*** Opening Available records ***

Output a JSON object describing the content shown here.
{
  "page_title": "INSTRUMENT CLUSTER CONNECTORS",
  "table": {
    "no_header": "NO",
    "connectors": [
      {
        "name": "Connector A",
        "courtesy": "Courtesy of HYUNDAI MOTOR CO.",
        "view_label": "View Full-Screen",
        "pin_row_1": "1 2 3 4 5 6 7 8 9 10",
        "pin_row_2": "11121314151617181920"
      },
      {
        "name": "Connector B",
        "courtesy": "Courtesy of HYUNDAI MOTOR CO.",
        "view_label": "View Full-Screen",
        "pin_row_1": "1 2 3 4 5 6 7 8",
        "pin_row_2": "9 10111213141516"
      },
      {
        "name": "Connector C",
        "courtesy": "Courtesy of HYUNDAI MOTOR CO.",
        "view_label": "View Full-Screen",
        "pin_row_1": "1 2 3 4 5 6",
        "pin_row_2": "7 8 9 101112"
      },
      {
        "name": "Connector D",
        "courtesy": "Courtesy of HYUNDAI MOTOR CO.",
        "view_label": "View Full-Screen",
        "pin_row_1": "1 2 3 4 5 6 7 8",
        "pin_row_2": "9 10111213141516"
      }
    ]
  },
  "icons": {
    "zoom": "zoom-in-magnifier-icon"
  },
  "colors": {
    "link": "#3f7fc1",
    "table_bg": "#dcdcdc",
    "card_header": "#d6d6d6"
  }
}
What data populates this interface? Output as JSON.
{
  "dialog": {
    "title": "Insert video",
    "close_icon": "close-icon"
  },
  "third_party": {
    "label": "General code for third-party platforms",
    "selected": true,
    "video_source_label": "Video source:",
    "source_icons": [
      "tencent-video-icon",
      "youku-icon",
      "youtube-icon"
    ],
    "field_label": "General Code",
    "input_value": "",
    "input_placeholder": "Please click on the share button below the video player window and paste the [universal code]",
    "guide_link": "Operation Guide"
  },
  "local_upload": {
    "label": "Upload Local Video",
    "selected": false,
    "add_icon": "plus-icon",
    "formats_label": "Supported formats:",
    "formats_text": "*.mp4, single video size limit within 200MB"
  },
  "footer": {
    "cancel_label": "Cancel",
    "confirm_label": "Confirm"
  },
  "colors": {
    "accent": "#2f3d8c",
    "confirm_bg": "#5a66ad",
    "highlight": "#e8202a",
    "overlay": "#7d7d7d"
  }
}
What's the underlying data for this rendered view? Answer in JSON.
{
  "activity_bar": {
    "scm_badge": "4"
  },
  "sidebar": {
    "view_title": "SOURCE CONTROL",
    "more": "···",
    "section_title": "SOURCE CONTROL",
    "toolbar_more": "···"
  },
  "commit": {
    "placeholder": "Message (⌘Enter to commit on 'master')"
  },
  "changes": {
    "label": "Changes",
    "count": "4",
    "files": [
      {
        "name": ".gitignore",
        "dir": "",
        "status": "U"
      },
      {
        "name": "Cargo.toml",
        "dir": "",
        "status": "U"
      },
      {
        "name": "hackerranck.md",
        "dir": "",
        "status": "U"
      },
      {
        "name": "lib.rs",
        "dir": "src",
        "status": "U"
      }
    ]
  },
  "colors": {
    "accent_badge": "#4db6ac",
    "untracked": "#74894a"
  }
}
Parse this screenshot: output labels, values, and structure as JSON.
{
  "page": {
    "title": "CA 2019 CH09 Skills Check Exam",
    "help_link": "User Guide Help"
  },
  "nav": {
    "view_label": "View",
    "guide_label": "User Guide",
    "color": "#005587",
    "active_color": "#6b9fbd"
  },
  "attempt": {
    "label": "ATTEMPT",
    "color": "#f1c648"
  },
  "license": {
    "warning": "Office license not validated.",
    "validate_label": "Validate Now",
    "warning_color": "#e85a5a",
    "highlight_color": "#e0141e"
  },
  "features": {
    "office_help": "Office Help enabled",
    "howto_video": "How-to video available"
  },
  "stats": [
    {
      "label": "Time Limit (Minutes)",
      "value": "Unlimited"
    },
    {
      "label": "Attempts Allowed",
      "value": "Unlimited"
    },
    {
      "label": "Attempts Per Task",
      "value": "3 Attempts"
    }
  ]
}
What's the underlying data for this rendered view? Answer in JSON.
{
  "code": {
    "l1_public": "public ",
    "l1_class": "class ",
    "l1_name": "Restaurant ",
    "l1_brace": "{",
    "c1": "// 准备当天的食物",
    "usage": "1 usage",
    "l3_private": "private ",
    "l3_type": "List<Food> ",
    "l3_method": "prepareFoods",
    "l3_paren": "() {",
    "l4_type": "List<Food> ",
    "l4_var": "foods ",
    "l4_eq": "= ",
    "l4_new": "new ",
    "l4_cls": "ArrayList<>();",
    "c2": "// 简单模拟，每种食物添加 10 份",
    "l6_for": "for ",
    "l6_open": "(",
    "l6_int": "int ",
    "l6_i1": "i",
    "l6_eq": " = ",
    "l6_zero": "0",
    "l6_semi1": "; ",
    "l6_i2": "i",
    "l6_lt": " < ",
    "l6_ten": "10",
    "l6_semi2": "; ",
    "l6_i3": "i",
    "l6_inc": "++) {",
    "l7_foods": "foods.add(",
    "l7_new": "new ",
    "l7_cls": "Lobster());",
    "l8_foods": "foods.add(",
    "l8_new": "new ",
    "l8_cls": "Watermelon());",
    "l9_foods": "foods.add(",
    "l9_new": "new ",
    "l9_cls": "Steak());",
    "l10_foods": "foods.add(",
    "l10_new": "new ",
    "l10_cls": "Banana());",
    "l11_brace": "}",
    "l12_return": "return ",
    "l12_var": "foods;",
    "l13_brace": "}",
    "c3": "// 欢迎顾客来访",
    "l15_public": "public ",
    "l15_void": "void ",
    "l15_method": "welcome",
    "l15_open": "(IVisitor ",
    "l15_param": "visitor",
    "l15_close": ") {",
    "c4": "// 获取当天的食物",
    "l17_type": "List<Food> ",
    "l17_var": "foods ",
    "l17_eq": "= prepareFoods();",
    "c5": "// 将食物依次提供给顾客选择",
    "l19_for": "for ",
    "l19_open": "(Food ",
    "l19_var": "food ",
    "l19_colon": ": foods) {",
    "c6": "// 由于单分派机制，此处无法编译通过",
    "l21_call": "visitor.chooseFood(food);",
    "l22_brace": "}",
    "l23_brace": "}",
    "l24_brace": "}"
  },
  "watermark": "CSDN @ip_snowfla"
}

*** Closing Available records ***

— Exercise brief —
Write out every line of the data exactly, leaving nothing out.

— Solved problem —
Output a JSON object describing the content shown here.
{
  "page_title": "INSTRUMENT CLUSTER CONNECTORS",
  "table": {
    "no_header": "NO",
    "connectors": [
      {
        "name": "Connector A",
        "courtesy": "Courtesy of HYUNDAI MOTOR CO.",
        "view_label": "View Full-Screen",
        "pin_row_1": "1 2 3 4 5 6 7 8 9 10",
        "pin_row_2": "11121314151617181920"
      },
      {
        "name": "Connector B",
        "courtesy": "Courtesy of HYUNDAI MOTOR CO.",
        "view_label": "View Full-Screen",
        "pin_row_1": "1 2 3 4 5 6 7 8",
        "pin_row_2": "9 10111213141516"
      },
      {
        "name": "Connector C",
        "courtesy": "Courtesy of HYUNDAI MOTOR CO.",
        "view_label": "View Full-Screen",
        "pin_row_1": "1 2 3 4 5 6",
        "pin_row_2": "7 8 9 101112"
      },
      {
        "name": "Connector D",
        "courtesy": "Courtesy of HYUNDAI MOTOR CO.",
        "view_label": "View Full-Screen",
        "pin_row_1": "1 2 3 4 5 6 7 8",
        "pin_row_2": "9 10111213141516"
      }
    ]
  },
  "icons": {
    "zoom": "zoom-in-magnifier-icon"
  },
  "colors": {
    "link": "#3f7fc1",
    "table_bg": "#dcdcdc",
    "card_header": "#d6d6d6"
  }
}
What data populates this interface? Output as JSON.
{
  "dialog": {
    "title": "Insert video",
    "close_icon": "close-icon"
  },
  "third_party": {
    "label": "General code for third-party platforms",
    "selected": true,
    "video_source_label": "Video source:",
    "source_icons": [
      "tencent-video-icon",
      "youku-icon",
      "youtube-icon"
    ],
    "field_label": "General Code",
    "input_value": "",
    "input_placeholder": "Please click on the share button below the video player window and paste the [universal code]",
    "guide_link": "Operation Guide"
  },
  "local_upload": {
    "label": "Upload Local Video",
    "selected": false,
    "add_icon": "plus-icon",
    "formats_label": "Supported formats:",
    "formats_text": "*.mp4, single video size limit within 200MB"
  },
  "footer": {
    "cancel_label": "Cancel",
    "confirm_label": "Confirm"
  },
  "colors": {
    "accent": "#2f3d8c",
    "confirm_bg": "#5a66ad",
    "highlight": "#e8202a",
    "overlay": "#7d7d7d"
  }
}
What's the underlying data for this rendered view? Answer in JSON.
{
  "activity_bar": {
    "scm_badge": "4"
  },
  "sidebar": {
    "view_title": "SOURCE CONTROL",
    "more": "···",
    "section_title": "SOURCE CONTROL",
    "toolbar_more": "···"
  },
  "commit": {
    "placeholder": "Message (⌘Enter to commit on 'master')"
  },
  "changes": {
    "label": "Changes",
    "count": "4",
    "files": [
      {
        "name": ".gitignore",
        "dir": "",
        "status": "U"
      },
      {
        "name": "Cargo.toml",
        "dir": "",
        "status": "U"
      },
      {
        "name": "hackerranck.md",
        "dir": "",
        "status": "U"
      },
      {
        "name": "lib.rs",
        "dir": "src",
        "status": "U"
      }
    ]
  },
  "colors": {
    "accent_badge": "#4db6ac",
    "untracked": "#74894a"
  }
}
Parse this screenshot: output labels, values, and structure as JSON.
{
  "page": {
    "title": "CA 2019 CH09 Skills Check Exam",
    "help_link": "User Guide Help"
  },
  "nav": {
    "view_label": "View",
    "guide_label": "User Guide",
    "color": "#005587",
    "active_color": "#6b9fbd"
  },
  "attempt": {
    "label": "ATTEMPT",
    "color": "#f1c648"
  },
  "license": {
    "warning": "Office license not validated.",
    "validate_label": "Validate Now",
    "warning_color": "#e85a5a",
    "highlight_color": "#e0141e"
  },
  "features": {
    "office_help": "Office Help enabled",
    "howto_video": "How-to video available"
  },
  "stats": [
    {
      "label": "Time Limit (Minutes)",
      "value": "Unlimited"
    },
    {
      "label": "Attempts Allowed",
      "value": "Unlimited"
    },
    {
      "label": "Attempts Per Task",
      "value": "3 Attempts"
    }
  ]
}
What's the underlying data for this rendered view? Answer in JSON.
{
  "code": {
    "l1_public": "public ",
    "l1_class": "class ",
    "l1_name": "Restaurant ",
    "l1_brace": "{",
    "c1": "// 准备当天的食物",
    "usage": "1 usage",
    "l3_private": "private ",
    "l3_type": "List<Food> ",
    "l3_method": "prepareFoods",
    "l3_paren": "() {",
    "l4_type": "List<Food> ",
    "l4_var": "foods ",
    "l4_eq": "= ",
    "l4_new": "new ",
    "l4_cls": "ArrayList<>();",
    "c2": "// 简单模拟，每种食物添加 10 份",
    "l6_for": "for ",
    "l6_open": "(",
    "l6_int": "int ",
    "l6_i1": "i",
    "l6_eq": " = ",
    "l6_zero": "0",
    "l6_semi1": "; ",
    "l6_i2": "i",
    "l6_lt": " < ",
    "l6_ten": "10",
    "l6_semi2": "; ",
    "l6_i3": "i",
    "l6_inc": "++) {",
    "l7_foods": "foods.add(",
    "l7_new": "new ",
    "l7_cls": "Lobster());",
    "l8_foods": "foods.add(",
    "l8_new": "new ",
    "l8_cls": "Watermelon());",
    "l9_foods": "foods.add(",
    "l9_new": "new ",
    "l9_cls": "Steak());",
    "l10_foods": "foods.add(",
    "l10_new": "new ",
    "l10_cls": "Banana());",
    "l11_brace": "}",
    "l12_return": "return ",
    "l12_var": "foods;",
    "l13_brace": "}",
    "c3": "// 欢迎顾客来访",
    "l15_public": "public ",
    "l15_void": "void ",
    "l15_method": "welcome",
    "l15_open": "(IVisitor ",
    "l15_param": "visitor",
    "l15_close": ") {",
    "c4": "// 获取当天的食物",
    "l17_type": "List<Food> ",
    "l17_var": "foods ",
    "l17_eq": "= prepareFoods();",
    "c5": "// 将食物依次提供给顾客选择",
    "l19_for": "for ",
    "l19_open": "(Food ",
    "l19_var": "food ",
    "l19_colon": ": foods) {",
    "c6": "// 由于单分派机制，此处无法编译通过",
    "l21_call": "visitor.chooseFood(food);",
    "l22_brace": "}",
    "l23_brace": "}",
    "l24_brace": "}"
  },
  "watermark": "CSDN @ip_snowfla"
}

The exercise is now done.